→ **What is required**
Copy out each line of the data that contains "Submit".
━━━━━━━━
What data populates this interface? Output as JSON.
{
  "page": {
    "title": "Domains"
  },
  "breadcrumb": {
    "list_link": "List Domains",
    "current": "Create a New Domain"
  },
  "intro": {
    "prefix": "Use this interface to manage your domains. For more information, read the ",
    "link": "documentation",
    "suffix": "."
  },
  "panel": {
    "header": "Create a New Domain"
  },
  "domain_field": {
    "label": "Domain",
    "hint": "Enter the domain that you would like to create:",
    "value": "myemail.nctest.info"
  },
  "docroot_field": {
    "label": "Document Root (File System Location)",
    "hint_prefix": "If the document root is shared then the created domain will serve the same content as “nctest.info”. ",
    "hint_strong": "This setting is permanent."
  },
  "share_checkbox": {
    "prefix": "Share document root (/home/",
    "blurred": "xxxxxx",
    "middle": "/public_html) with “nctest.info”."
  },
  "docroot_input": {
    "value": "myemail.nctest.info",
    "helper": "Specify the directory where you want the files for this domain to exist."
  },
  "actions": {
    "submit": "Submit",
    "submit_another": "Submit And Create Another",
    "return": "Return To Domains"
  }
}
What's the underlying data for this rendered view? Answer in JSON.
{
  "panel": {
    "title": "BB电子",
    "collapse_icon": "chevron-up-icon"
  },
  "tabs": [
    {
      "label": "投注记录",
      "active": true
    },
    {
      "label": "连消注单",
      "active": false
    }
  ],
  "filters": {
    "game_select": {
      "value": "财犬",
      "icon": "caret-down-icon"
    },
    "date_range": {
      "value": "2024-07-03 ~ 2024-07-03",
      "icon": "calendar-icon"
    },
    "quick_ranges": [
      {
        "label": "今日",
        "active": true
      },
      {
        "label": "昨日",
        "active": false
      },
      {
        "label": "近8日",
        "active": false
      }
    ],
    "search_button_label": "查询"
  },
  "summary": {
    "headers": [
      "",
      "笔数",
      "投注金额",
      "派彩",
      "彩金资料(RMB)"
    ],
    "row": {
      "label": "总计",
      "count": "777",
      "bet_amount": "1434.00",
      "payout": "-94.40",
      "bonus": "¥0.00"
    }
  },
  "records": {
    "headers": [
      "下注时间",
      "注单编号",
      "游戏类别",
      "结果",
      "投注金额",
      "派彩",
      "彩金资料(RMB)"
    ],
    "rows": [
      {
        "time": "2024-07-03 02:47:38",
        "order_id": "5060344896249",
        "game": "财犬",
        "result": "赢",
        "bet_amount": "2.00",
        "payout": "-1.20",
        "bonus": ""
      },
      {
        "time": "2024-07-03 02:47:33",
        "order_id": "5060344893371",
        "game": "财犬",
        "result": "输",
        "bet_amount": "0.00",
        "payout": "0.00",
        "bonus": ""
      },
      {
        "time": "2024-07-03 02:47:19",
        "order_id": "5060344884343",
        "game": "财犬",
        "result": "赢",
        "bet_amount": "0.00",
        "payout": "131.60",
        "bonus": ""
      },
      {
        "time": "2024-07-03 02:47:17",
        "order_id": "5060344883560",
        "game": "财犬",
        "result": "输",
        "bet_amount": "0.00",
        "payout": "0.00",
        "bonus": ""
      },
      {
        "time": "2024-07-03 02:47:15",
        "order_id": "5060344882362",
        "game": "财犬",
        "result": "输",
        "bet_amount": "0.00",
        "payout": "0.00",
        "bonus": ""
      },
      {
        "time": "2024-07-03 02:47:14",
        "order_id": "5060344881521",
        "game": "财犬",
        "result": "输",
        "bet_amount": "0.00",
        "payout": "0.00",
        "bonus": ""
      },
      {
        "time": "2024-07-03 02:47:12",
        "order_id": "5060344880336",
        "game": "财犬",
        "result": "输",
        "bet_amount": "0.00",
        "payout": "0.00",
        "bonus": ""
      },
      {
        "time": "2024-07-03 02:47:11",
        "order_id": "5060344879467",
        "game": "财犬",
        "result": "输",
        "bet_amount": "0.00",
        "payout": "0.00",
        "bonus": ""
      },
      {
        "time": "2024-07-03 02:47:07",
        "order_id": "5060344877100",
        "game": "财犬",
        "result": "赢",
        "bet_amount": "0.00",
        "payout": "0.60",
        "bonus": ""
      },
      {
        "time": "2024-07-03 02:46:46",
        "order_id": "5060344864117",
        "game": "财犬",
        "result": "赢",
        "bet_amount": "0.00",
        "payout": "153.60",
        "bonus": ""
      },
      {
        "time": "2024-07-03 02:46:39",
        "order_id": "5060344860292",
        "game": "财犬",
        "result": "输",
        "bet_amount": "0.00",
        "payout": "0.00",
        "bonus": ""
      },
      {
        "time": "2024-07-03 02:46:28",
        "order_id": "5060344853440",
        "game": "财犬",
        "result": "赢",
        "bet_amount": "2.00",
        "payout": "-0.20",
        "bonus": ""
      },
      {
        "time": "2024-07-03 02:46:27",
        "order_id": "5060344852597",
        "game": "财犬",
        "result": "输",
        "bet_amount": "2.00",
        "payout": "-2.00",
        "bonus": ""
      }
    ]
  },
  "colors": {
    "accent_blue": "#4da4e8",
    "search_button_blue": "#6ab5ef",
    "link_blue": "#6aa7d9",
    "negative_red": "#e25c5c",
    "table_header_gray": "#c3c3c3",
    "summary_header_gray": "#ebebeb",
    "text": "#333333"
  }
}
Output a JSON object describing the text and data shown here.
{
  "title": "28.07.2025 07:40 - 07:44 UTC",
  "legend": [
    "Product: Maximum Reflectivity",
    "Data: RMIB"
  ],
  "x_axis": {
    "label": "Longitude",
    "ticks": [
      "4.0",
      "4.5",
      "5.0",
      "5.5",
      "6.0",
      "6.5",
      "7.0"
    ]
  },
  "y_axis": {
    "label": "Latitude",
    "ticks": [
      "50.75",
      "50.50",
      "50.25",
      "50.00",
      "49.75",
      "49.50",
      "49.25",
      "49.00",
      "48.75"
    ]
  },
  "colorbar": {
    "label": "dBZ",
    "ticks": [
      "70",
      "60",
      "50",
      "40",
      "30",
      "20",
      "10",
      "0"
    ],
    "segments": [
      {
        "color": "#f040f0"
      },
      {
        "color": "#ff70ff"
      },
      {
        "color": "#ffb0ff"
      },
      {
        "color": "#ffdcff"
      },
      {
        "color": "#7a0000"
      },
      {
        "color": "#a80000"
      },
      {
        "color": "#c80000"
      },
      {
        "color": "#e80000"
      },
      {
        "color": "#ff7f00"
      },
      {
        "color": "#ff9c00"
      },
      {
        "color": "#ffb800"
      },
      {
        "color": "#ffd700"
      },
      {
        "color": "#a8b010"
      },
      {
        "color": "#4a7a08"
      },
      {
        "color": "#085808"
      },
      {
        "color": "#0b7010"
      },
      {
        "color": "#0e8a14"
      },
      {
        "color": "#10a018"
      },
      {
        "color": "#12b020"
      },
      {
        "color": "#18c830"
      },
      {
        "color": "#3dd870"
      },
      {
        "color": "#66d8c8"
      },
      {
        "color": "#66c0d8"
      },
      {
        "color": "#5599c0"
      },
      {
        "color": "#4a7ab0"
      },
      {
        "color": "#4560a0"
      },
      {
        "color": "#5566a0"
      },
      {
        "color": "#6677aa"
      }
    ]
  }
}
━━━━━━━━
→ **Response to this exercise**
    "submit": "Submit",
    "submit_another": "Submit And Create Another",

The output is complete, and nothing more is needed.